In reality she was open, relaxed, and willing to talk about every subject I brought up including the enduring impact of her mother dying when Rudner was just 12 years old.  She also told me that she’s “mortified” about much of the comedy being performed. She thinks it’s gotten too harsh. Rudner is not a topical comedian…the wars, recession and cloud of terrorism that we live under these days…don’t make their way into her act as they do Bill Maher, let’s say. She also doesn’t make the rich and famous the brunt of her jokes, like Joan Rivers.  Rudner’s point of view is personal…marriage, parenting, and her own social ineptitude are the basis of her act.

It ended up being one of the interviews I’ve enjoyed the most in a long time.  We covered a lot of ground so there’s a lot in this interview people are going to relate to. The airdate for this next ON THE SCENE special is being announced VERY soon.


Awards Season and ON THE SCENE Alums

December 4, 2010

It’s exciting for me whenever something great happens for an artist I’ve enjoyed interviewing for ON THE SCENE.

That happened again Friday when the Producers Guild of America (PGA) nominated “Smash His Camera” for its Best Documentary Feature award. The film chronicles the photography and life of paparazzo Ron Galella. In previous posts I’ve written about my experience interviewing the controversial and colorful Galella. And I’ve heard from a lot of viewers and colleagues who were fascinated by the ON THE SCENE profile, and I appreciate how engaging people found it.

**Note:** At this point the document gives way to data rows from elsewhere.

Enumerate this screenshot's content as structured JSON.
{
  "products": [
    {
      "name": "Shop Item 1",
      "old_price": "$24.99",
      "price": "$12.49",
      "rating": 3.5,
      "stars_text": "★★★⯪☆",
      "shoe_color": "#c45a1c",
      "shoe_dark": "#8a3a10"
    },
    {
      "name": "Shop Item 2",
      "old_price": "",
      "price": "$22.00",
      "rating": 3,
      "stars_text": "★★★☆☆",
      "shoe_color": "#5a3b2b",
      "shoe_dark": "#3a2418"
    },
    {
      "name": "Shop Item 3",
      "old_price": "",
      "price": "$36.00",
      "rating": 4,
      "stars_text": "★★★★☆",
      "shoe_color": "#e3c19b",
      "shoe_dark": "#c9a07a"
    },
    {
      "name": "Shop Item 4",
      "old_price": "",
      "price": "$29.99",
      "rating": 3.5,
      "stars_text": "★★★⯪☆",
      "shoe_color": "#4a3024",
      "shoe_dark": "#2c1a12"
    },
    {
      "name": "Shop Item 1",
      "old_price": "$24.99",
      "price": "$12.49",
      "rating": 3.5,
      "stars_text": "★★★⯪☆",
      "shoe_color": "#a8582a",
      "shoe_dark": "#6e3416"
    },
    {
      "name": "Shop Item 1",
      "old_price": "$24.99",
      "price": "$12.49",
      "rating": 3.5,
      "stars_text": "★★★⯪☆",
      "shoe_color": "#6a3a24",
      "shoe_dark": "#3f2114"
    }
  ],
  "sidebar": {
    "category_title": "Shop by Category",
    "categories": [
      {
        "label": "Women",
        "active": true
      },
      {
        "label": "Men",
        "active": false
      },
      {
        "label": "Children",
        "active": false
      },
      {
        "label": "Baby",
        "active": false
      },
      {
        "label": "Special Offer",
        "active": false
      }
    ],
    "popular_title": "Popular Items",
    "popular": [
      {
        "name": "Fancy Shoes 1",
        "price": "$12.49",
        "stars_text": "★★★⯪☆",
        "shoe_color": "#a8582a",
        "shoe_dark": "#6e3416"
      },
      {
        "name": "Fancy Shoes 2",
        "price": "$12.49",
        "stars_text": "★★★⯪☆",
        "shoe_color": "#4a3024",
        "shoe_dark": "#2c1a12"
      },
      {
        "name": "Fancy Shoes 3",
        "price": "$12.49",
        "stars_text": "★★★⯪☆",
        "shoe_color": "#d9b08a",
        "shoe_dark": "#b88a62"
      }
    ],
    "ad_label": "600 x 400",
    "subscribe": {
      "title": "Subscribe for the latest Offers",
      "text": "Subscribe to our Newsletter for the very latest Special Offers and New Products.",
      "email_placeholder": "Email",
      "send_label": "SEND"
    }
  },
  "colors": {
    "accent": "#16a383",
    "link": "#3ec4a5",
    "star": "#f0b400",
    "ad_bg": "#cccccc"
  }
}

What I don’t understand, is why “Joan Rivers: A Piece of Work” was eliminated from Oscar contention and hasn’t picked up any other early awards nominations after playing to rave reviews at film festivals all over America and becoming, I have to believe, the most seen documentary of the year, if the number of theaters that showed it is any indication. It’s a compelling, surprising, and extraordinarily well produced story of a show business life, by filmmakers Ricki Stern and Annie Sundberg. They are serious storytellers whose work here merits upper echelon award consideration. In a documentary, the award is for the filmmakers, not the subject of the piece. Is there a preconception that  a film about a comedian is by nature a less serious endeavor? Is there red carpet resentment against Rivers by the industry? If so, that’s absurd. Quality filmmaking needs to be recognized or we risk losing it. (I interviewed Joan Rivers for ON THE SCENE last year, at the Laurie Beechman Theatre in Times Square. People still ask me about her. It’s one of my most popular interviews and one I will always remember vividly.)

The Grammy nominations also came out this week. I was wondering if the cast recording for “Memphis” the Broadway musical would be nominated for Best Musical Show Album. It wasn’t. When I interviewed David Bryan at his house this summer, he told me how much he hoped the album would get a nomination. He was proud of the cast and creative team for working well together as they plowed through the recording session at a lightning pace. “Memphis” won the Best Musical Tony Award this year and often the recording of the Best Musical winner receives a Grammy nom, but not this time. (David Bryan won three Tony Awards for writing the music and producing “Memphis.” You may also know him as the keyboardist in Bon Jovi.)

Awards season is just beginning, we’ll see who stands out over the next couple months.